Quinoa bread with oatmeal
This moist, chewy bread tastes of nutty quinoa and sweeter oats. Rich, dark honey adds a deep note.
This is a multi-grain bread that's lighter than the usual nut-and-seed loaf. It's a real favorite in my house for its excellent flavor and chewy – but not stiff – texture. The quinoa and oats add healthy fiber and boost the daily protein, so go ahead and slice it up. The bread makes crisp, flavorful toast. And sliced for sandwiches, it makes even the simplest filling delectable. I have some cold roast chicken in the fridge and a ripe tomato on the kitchen counter. Looks like lunch is ready, all I need to do is assemble the sandwich.
- 1/2 cup quinoa, well rinsed
- 1 cup water
- 1/2 cube fresh yeast
- 2 cups warm water
- 1/4 cup dark, runny honey
- 1/4 cup light, neutral-flavored oil
- 1 tablespoon salt
- 1/2 cup oatmeal
- 5 cups all-purpose flour, and 1-3 cups for later
- 1 egg plus more oats for decorating the loaves
Bring the first cup of water to a boil and stir the rinsed quinoa into it. Cover and steam over a low flame for 15 minutes. Allow the cooked quinoa to cool until just warm. It’s not crucial if it gets cold. If it’s warm, it will make the yeast happy, is all.
Rehydrate the yeast in the other 2 cups of warm water. To the yeasty water add the honey. (If your honey has crystallized and become hard, warm the jar in a bath of hot water and the honey will soften.) Stir it well to dissolve, but don’t drive yourself crazy: as you stir in the rest of the ingredients, it should dissolve.
Add the oil, salt, oats and quinoa. Mix well.
Stir in, by half-cups, the 5 cups of flour. Mix until you have a homogenous, loose mass.
Cover the sponge with plastic wrap or pop it into a clean plastic bag. Now, either leave it in the fridge overnight or allow it to rise 2 hours at room temperature.

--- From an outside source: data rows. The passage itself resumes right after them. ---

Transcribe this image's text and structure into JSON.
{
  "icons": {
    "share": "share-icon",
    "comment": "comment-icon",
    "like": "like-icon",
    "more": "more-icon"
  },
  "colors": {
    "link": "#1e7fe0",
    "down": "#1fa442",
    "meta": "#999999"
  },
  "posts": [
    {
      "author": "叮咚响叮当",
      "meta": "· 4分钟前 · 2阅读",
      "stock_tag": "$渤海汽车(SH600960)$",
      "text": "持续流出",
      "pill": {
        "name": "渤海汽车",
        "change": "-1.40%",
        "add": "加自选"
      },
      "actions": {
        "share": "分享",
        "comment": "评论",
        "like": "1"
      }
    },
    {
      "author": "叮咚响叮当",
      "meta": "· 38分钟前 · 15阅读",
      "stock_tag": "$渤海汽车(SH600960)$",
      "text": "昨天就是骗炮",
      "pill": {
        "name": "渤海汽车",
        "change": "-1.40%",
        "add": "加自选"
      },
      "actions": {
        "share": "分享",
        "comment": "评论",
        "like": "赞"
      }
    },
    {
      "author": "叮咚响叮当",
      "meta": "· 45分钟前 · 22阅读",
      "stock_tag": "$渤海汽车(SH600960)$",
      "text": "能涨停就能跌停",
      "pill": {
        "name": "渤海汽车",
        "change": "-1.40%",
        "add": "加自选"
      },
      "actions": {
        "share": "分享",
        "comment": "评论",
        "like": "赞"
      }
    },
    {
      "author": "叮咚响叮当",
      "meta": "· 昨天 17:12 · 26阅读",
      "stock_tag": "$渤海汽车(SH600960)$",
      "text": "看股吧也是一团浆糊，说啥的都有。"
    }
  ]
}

The sponge should have risen, become light and developed bubbles under the surface at the end of the rising time.
Stir the sponge down. Add, by half-cups, 1 to 2 cups of flour. Use the lesser amount for a light bread with lots of little holes in the crumb, as in the photo above. For a firmer bread that will hold sandwich fillings, use the greater amount.
Knead lightly for 1 or 2 minutes, then cover the dough and allow it to absorb the flour for 15 minutes.
Take the dough out of its bowl and either stretch and fold it, adding sprinkles of flour to dry it out some, or knead it for 10 minutes, likewise sprinkling flour over it.
Either way, once you are satisfied with the dough, shape it according to your fancy.
Allow the dough to rise 2 hours.
Beat the egg and paint the loaves or rolls with it. Sprinkle plenty of oats over the surface of the painted dough.
Bake at 350° F (190° C). Rolls need 20-25 minutes of baking; loaves about 40.